[Raw data — start]

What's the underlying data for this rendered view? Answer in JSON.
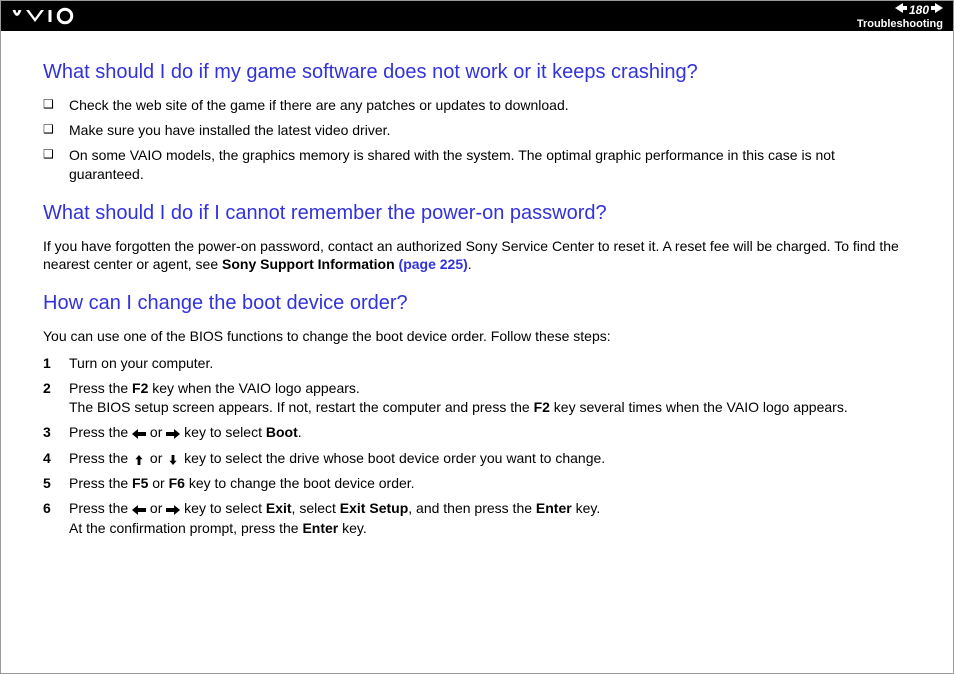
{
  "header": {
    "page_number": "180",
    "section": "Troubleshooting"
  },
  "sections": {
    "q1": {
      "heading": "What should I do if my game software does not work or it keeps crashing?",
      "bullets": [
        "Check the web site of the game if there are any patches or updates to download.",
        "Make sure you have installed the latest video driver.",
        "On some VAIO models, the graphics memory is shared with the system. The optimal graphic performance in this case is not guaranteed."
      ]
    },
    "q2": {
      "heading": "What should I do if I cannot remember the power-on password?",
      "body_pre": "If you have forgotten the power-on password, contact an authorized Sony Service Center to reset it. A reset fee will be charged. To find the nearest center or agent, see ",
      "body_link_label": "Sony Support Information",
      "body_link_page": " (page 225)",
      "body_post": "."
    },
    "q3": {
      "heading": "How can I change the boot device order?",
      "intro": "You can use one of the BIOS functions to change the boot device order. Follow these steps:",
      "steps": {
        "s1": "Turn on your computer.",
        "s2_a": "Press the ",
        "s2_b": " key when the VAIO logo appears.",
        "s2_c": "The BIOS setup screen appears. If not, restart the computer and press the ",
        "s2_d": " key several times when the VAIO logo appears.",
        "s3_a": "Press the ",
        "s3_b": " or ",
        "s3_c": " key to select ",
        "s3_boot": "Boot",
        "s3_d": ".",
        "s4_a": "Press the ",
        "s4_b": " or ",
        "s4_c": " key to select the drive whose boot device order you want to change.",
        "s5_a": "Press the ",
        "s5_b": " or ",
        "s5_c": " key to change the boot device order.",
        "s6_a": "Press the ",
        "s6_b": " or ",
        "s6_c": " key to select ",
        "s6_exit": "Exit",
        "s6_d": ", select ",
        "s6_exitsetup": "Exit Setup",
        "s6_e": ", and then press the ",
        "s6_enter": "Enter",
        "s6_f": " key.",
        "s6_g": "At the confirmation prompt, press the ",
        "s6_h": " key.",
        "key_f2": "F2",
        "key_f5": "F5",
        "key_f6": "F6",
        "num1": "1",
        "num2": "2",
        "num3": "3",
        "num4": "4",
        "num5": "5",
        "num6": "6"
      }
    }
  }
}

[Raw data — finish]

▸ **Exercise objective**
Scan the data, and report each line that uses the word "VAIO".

▸ **Output of the exercise**
        "On some VAIO models, the graphics memory is shared with the system. The optimal graphic performance in this case is not guaranteed."
        "s2_b": " key when the VAIO logo appears.",
        "s2_d": " key several times when the VAIO logo appears.",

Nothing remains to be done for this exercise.